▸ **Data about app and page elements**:
# # # #

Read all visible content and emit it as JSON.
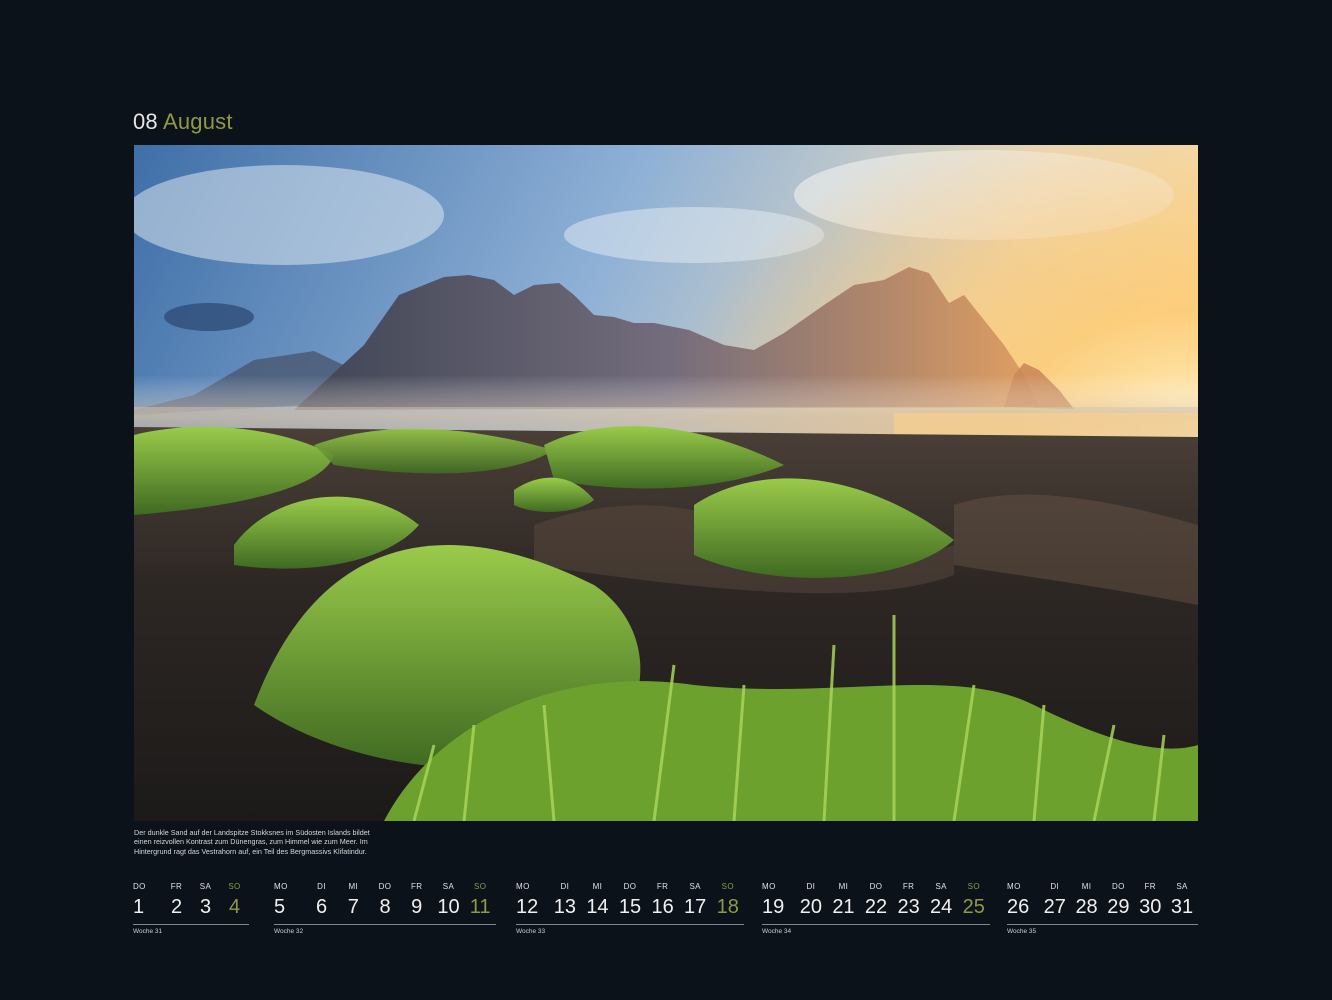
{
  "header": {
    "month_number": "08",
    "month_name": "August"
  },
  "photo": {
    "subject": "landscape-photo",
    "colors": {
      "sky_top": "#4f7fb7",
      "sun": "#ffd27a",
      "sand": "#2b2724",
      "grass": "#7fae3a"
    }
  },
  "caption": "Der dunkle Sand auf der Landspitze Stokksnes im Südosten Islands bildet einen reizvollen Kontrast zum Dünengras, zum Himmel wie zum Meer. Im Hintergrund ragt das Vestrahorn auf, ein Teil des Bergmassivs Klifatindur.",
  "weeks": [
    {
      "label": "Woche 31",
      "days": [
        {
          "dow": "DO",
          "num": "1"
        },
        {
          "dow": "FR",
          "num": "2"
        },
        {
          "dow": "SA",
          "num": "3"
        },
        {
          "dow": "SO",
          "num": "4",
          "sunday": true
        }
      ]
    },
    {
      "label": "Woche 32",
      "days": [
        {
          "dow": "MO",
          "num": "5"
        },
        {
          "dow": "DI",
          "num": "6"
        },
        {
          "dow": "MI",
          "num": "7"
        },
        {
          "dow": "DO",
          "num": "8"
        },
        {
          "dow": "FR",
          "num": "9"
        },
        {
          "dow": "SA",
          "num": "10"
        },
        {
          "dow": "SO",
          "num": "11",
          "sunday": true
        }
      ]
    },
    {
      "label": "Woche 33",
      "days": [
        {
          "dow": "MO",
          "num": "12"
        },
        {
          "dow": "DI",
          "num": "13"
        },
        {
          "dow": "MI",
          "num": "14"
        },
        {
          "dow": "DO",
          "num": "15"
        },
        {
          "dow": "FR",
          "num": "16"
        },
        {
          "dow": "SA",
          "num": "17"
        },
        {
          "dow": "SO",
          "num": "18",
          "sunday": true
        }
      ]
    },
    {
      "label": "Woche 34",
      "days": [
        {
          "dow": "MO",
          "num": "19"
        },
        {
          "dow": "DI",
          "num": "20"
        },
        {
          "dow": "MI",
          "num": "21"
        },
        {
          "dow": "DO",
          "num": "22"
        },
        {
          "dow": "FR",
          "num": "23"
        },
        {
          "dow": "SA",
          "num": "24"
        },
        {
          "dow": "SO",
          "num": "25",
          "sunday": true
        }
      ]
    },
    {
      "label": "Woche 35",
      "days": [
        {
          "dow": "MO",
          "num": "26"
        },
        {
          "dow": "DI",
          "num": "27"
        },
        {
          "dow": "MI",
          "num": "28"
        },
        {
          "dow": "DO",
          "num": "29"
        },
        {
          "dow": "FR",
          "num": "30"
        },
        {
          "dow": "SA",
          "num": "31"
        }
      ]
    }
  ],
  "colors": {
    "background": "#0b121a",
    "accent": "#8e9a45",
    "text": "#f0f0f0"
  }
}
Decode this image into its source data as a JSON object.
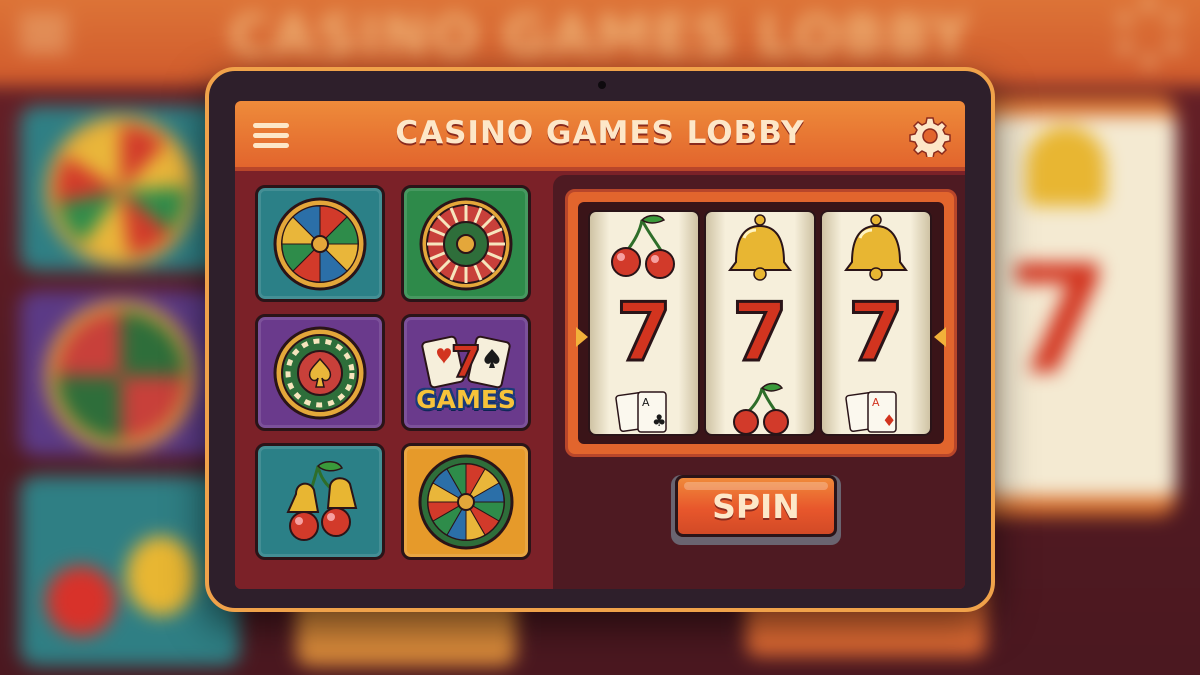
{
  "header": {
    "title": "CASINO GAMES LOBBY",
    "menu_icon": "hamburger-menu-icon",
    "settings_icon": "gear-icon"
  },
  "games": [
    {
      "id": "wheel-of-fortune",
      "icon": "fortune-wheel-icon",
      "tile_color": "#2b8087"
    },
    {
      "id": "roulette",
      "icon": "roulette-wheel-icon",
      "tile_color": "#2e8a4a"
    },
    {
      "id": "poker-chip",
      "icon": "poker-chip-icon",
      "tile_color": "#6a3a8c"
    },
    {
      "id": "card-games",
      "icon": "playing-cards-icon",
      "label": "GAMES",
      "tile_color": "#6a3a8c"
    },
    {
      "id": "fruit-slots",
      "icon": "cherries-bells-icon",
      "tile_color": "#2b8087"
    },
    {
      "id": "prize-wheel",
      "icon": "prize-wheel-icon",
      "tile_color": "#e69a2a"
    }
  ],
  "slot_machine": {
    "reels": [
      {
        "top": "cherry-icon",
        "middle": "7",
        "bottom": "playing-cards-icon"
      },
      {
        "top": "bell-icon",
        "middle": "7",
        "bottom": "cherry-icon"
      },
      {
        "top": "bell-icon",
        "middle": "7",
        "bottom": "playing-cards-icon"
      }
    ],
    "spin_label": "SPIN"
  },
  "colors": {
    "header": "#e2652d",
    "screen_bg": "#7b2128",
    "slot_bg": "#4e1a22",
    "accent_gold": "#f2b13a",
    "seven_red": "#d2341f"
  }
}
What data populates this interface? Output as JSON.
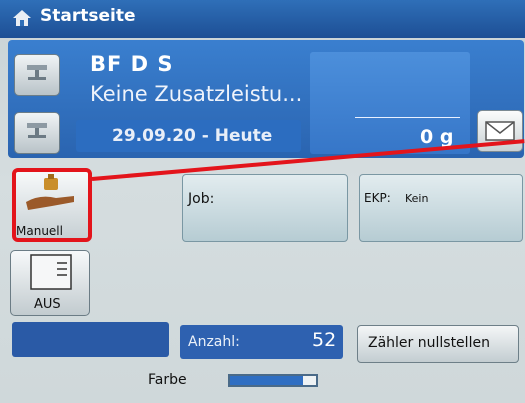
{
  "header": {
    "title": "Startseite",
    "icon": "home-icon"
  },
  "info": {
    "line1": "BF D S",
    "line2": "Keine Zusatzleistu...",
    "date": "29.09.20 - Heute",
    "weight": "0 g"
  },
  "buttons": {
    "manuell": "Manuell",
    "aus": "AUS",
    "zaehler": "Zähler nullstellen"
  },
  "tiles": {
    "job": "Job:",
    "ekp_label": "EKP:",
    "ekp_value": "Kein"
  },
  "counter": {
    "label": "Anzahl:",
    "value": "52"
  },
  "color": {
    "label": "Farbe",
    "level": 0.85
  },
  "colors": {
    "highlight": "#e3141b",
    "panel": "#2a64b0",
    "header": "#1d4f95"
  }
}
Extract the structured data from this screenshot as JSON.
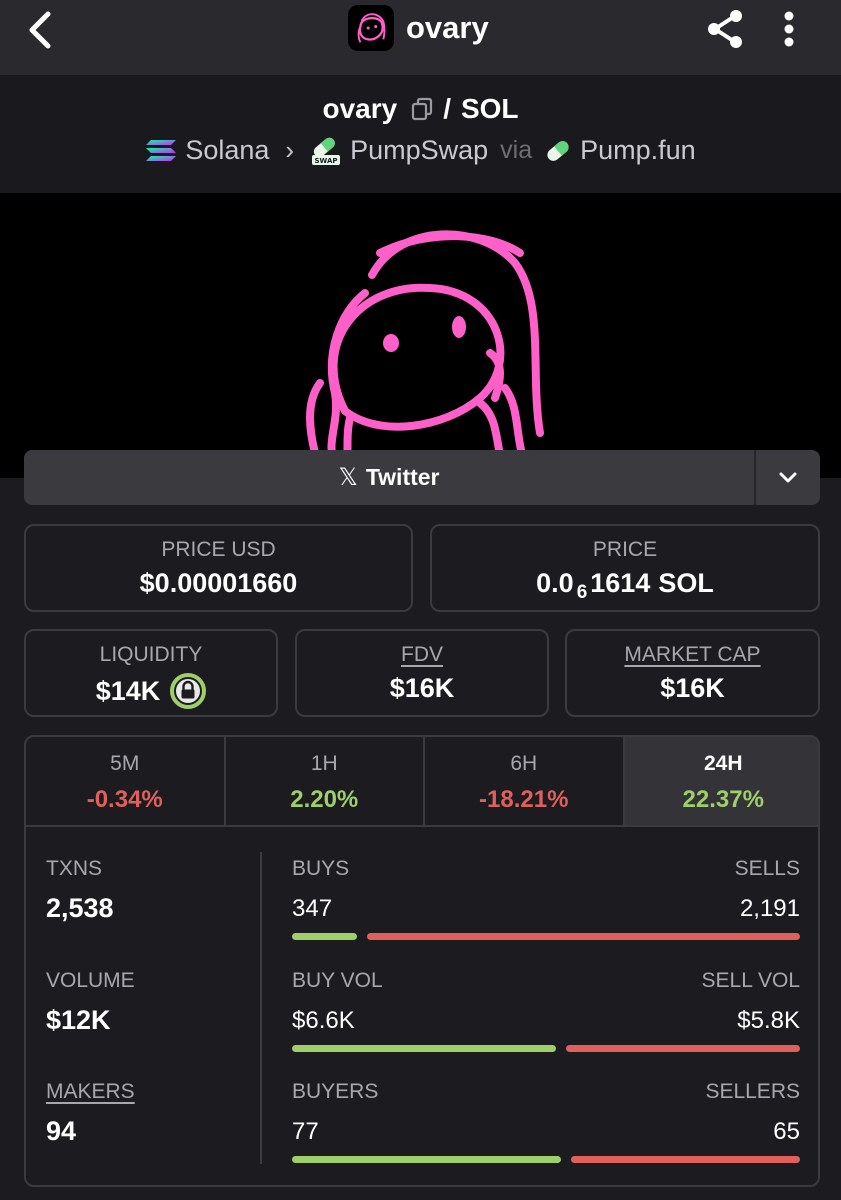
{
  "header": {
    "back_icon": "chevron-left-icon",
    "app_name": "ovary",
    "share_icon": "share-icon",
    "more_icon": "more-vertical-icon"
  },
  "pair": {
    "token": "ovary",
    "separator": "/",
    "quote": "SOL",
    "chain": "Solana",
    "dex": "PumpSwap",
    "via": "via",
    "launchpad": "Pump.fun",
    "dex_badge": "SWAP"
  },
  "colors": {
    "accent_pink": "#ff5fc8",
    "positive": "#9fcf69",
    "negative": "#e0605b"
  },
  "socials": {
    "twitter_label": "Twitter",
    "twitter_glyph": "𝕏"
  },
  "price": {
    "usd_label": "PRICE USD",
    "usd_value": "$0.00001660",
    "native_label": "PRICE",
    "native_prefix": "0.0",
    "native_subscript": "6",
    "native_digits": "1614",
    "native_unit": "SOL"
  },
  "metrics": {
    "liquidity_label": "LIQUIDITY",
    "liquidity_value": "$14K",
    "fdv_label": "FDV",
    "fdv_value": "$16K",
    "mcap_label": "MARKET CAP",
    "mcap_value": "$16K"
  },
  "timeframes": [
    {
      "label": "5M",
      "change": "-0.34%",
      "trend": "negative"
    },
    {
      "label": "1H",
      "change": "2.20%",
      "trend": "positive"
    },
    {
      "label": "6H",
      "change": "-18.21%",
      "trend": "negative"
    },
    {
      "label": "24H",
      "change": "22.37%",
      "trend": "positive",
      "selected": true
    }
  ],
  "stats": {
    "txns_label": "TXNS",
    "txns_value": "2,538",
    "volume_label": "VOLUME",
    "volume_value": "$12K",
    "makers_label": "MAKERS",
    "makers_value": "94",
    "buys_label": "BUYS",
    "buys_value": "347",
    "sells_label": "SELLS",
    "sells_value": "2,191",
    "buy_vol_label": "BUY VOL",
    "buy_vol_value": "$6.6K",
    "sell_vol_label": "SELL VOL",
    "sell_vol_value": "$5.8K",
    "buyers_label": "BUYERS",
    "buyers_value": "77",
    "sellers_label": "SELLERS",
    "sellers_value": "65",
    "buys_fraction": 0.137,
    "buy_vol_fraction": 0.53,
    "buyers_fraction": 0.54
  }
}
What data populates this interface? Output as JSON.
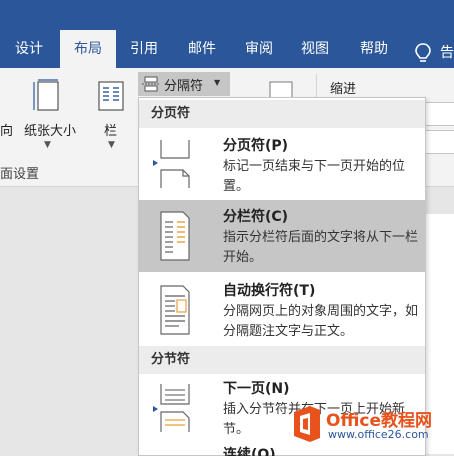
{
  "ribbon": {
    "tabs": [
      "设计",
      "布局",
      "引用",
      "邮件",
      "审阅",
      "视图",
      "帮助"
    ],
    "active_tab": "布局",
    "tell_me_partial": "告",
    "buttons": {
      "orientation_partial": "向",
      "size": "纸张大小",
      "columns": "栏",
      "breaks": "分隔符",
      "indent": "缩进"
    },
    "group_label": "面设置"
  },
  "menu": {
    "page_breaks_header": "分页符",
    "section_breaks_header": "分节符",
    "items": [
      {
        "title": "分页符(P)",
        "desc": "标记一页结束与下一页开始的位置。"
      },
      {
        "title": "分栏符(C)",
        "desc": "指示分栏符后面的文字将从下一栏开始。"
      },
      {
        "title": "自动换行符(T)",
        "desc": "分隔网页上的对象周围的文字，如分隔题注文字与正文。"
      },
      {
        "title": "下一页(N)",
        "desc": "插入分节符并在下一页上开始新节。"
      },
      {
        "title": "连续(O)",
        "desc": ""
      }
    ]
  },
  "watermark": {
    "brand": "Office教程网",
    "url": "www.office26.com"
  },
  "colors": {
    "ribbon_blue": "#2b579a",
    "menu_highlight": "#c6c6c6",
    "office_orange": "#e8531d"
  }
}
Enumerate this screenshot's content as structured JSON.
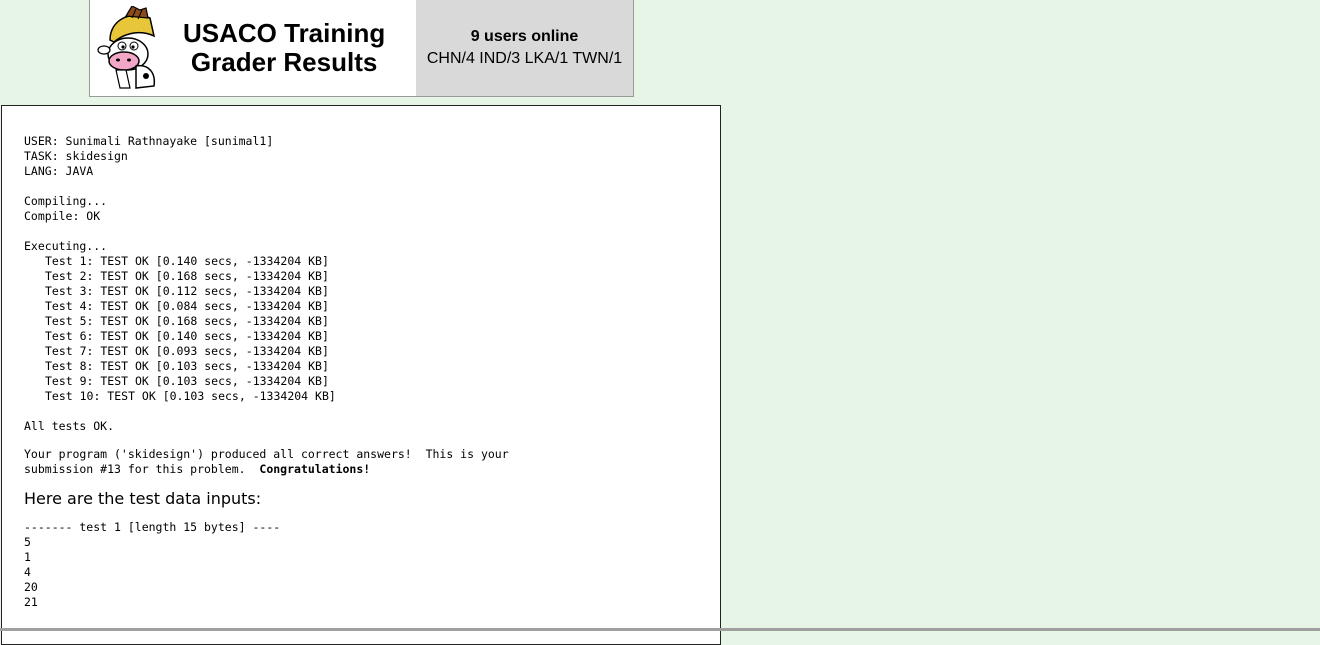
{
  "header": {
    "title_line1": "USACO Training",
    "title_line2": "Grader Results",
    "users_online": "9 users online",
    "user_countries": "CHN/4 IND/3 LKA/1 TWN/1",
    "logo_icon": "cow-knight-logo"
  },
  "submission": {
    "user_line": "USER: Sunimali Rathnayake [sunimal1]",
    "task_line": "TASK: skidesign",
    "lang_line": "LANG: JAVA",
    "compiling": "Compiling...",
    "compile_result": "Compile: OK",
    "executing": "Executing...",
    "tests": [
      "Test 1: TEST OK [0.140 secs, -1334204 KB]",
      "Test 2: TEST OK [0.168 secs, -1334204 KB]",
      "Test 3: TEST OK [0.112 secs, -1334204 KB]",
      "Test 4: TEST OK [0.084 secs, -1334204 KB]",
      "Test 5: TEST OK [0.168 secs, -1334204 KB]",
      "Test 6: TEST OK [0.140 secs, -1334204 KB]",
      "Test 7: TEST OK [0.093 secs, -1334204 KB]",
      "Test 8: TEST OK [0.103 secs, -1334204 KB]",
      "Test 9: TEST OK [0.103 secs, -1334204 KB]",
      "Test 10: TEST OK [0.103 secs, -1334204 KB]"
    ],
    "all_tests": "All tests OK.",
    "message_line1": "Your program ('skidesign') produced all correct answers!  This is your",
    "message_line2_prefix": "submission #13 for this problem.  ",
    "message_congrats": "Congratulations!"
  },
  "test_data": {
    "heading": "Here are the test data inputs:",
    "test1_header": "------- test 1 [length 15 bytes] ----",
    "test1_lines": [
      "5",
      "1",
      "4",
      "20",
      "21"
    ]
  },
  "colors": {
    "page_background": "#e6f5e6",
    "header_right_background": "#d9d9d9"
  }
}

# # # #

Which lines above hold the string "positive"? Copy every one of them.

▸ **Solution below**:
    "positive": "#9fcf69",
      "trend": "positive"
      "trend": "positive",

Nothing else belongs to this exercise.